▸ **Problem description**
From the line containing "Serialize everything readable" down to the last line of the material below, copy each line exactly and leave out the rest.

::: Task data

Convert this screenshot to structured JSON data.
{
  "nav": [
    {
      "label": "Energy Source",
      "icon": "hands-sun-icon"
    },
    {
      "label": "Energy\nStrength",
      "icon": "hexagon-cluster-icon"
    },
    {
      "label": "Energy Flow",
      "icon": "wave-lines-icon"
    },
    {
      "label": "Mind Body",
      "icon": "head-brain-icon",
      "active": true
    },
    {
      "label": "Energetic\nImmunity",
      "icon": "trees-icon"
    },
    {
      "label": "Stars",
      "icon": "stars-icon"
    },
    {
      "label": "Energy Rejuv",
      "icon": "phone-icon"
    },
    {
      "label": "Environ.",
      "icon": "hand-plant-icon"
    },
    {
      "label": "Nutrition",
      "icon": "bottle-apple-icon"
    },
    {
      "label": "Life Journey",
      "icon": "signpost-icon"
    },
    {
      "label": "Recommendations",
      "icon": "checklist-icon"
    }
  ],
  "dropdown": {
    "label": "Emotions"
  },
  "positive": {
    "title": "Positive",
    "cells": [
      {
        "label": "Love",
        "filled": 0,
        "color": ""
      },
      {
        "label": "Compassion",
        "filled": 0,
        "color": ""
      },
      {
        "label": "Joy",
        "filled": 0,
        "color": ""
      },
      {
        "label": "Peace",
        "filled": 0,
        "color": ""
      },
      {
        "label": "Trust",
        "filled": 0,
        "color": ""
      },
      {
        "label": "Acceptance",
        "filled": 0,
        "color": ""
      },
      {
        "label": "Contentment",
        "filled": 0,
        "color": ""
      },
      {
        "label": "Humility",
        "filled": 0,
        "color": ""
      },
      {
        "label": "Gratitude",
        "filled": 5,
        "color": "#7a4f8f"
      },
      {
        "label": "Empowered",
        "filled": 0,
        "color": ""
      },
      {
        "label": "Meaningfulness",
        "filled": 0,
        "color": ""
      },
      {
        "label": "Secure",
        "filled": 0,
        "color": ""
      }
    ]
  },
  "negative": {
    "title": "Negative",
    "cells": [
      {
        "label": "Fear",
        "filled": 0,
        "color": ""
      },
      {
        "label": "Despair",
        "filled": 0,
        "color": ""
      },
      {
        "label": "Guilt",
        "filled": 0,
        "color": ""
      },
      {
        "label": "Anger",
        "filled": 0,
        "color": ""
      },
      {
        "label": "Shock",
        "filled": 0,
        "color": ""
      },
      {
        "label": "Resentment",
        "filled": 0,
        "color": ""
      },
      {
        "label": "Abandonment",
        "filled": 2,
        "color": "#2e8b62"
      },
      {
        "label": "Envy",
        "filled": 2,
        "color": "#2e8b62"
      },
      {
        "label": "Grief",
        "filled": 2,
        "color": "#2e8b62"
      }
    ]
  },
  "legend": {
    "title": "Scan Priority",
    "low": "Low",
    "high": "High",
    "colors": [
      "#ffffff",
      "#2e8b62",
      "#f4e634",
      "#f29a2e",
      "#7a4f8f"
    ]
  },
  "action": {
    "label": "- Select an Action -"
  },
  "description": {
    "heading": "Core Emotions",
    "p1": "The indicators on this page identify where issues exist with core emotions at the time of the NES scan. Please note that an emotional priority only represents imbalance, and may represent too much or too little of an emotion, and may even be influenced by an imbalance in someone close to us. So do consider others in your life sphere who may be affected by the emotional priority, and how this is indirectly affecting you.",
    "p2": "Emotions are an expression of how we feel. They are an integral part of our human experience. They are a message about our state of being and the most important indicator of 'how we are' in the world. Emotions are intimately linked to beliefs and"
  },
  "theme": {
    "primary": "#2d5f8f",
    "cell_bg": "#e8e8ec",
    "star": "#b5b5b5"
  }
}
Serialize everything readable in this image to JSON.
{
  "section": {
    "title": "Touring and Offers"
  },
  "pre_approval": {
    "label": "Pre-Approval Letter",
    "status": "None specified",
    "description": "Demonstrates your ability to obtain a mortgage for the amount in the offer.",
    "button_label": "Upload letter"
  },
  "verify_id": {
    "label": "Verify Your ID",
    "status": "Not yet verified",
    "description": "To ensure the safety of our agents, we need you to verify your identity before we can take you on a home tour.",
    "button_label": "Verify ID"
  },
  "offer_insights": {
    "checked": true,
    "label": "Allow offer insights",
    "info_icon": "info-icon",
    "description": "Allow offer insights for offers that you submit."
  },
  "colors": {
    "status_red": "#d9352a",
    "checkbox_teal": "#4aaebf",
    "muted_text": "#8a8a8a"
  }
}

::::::

▸ **Exercise answer**
Serialize everything readable in this image to JSON.
{
  "section": {
    "title": "Touring and Offers"
  },
  "pre_approval": {
    "label": "Pre-Approval Letter",
    "status": "None specified",
    "description": "Demonstrates your ability to obtain a mortgage for the amount in the offer.",
    "button_label": "Upload letter"
  },
  "verify_id": {
    "label": "Verify Your ID",
    "status": "Not yet verified",
    "description": "To ensure the safety of our agents, we need you to verify your identity before we can take you on a home tour.",
    "button_label": "Verify ID"
  },
  "offer_insights": {
    "checked": true,
    "label": "Allow offer insights",
    "info_icon": "info-icon",
    "description": "Allow offer insights for offers that you submit."
  },
  "colors": {
    "status_red": "#d9352a",
    "checkbox_teal": "#4aaebf",
    "muted_text": "#8a8a8a"
  }
}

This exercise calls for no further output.